MIDLAND, TX (KWES) - Today, October 14, marks the anniversary of a three day rescue that put Midland in the national spotlight.
The country watched as "Baby Jessica" was pulled from a well 28 years ago.
Bill Bentley was 28 years old and working for a local cable company in 1987. He got a phone call around 9 a.m. the morning of October 14th.
18-month-old Jessica McClure had fallen into a well in her aunt's back yard.
"I was called in with my job, as a technician, at dimension cable, to raise the cable-TV lines so they could bring the rat hole rig in and dig the rescue shaft," says Bentley.
The well shaft was 8 inches wide and 22 feet deep.
Bill explores caves as a hobby and figured that his experience could be of some help.
"In caves, sometimes we have to dig, and I asked if they had anybody that had that kind of experience and they said they didn't," Bentley said. "So, I offered to help and they accepted."
A Midland police officer rushed Bill home to get his caving equipment.
The plan was to sink a rescue shaft 27 to 30 feet down, past where Jessica was. They would then start digging laterally and upward, to come up underneath her.
Bill was the first one to go down the shaft and start what would end up being an eight and a half hour task.
"I was only in there about 3 hours total time," he recalls. "One time in and after that I never went back in. I spent the other two and a half days rigging people up with harnesses and caving lights."
To this day, Bill is asked about the things that went wrong with the rescue of Baby Jessica. He looks at things from a different perspective.
Bentley says, "It all came together. There were setbacks and deadline, after deadline, after deadline, that came and went, you know? We'll have her out in an hour. We'll have her out in two hours.' Hours turned into days, several days. But we finally did it."
Jessica was stuck in that well for 58 hours, from Wednesday morning until around 8:30 Friday night. It was a night when people all across Midland, the state and the world were holding their breath in anticipation.
Jessica was finally free.
"I was a few feet away when that happened," Bentley says. He remembers the feelings he had as the rescue came to an end. "Jubilation. Excitement. Relief.
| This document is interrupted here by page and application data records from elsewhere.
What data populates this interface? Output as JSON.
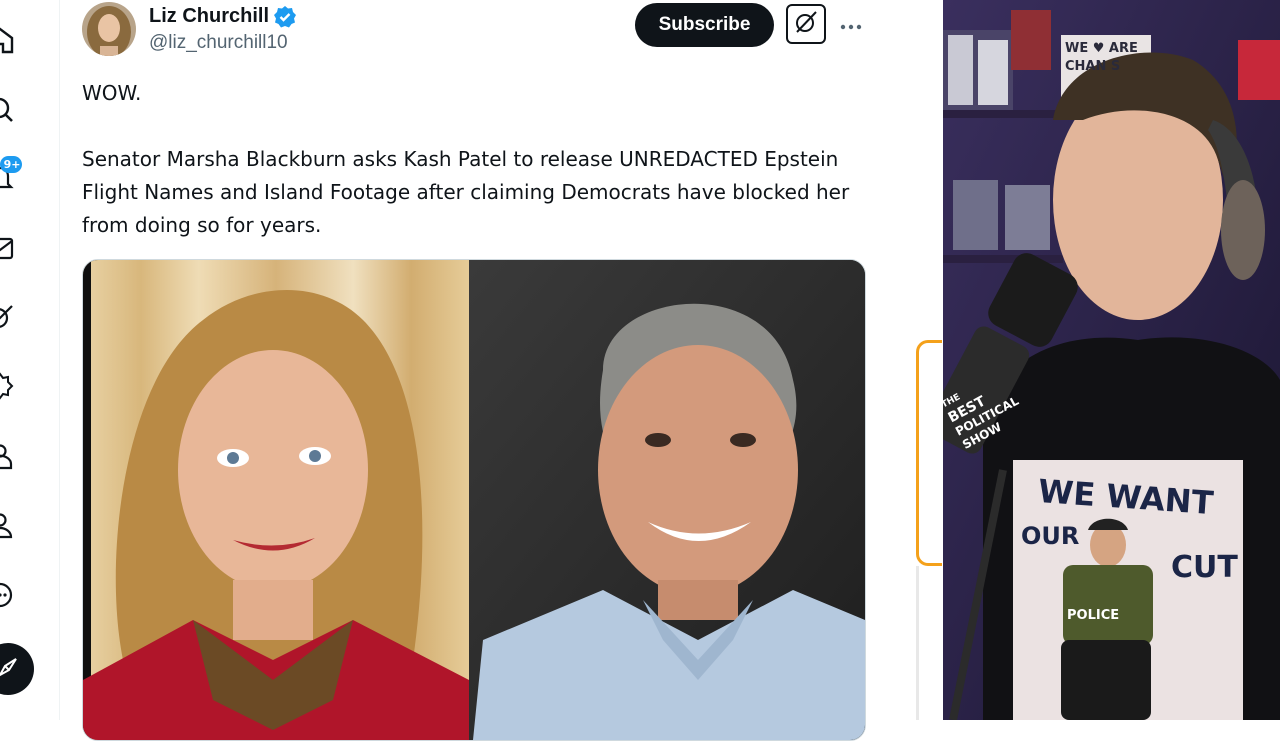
{
  "nav": {
    "badge": "9+",
    "icons": [
      "home-icon",
      "search-icon",
      "notifications-icon",
      "messages-icon",
      "grok-icon",
      "communities-icon",
      "premium-icon",
      "profile-icon",
      "more-icon",
      "post-icon"
    ]
  },
  "tweet": {
    "author_name": "Liz Churchill",
    "author_handle": "@liz_churchill10",
    "verified": true,
    "subscribe_label": "Subscribe",
    "more_label": "···",
    "paragraphs": [
      "WOW.",
      "Senator Marsha Blackburn asks Kash Patel to release UNREDACTED Epstein Flight Names and Island Footage after claiming Democrats have blocked her from doing so for years."
    ]
  },
  "webcam": {
    "mic_logo": [
      "THE",
      "BEST",
      "POLITICAL",
      "SHOW"
    ],
    "shirt_lines": [
      "WE WANT",
      "OUR",
      "CUT"
    ],
    "shirt_badge": "POLICE",
    "shelf_sign": "WE ♥ ARE CHAN S"
  },
  "colors": {
    "accent_blue": "#1d9bf0",
    "text_primary": "#0f1419",
    "text_secondary": "#536471",
    "frame_orange": "#f4a11b"
  }
}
Just thankful."
Bill remembers sleeping for over 20 hours after the rescue and how he ran on nothing but adrenaline for 64 hours during it.
They say it takes a village to raise a child. Bill says in this case, a village got Jessica out.
Bill hardly ever thinks of that day in 1987, except in October or when someone brings it up, but he has his memories to hold on to. "Getting to ride in a police car, getting to ride in the parade, getting to be on the Oprah Winfrey show."
Some of his fellow rescuers fell victim to post-traumatic stress disorder after everything was said and done. Bill is now a believer that the condition is real.
"Only when I go back and watch the video do I start getting the same emotions, the same feelings. You know, getting nervous and excited and so forth, even though I know the outcome."
Bill hopes there will be a reunion in 2017 to commemorate the 30th anniversary of Baby Jessica's rescue. While he's never met her in person, he says if the situation were to happen again, they would do it all over.
?"It makes me real proud to be a Midlander and a part of it, a part of something that had a good outcome."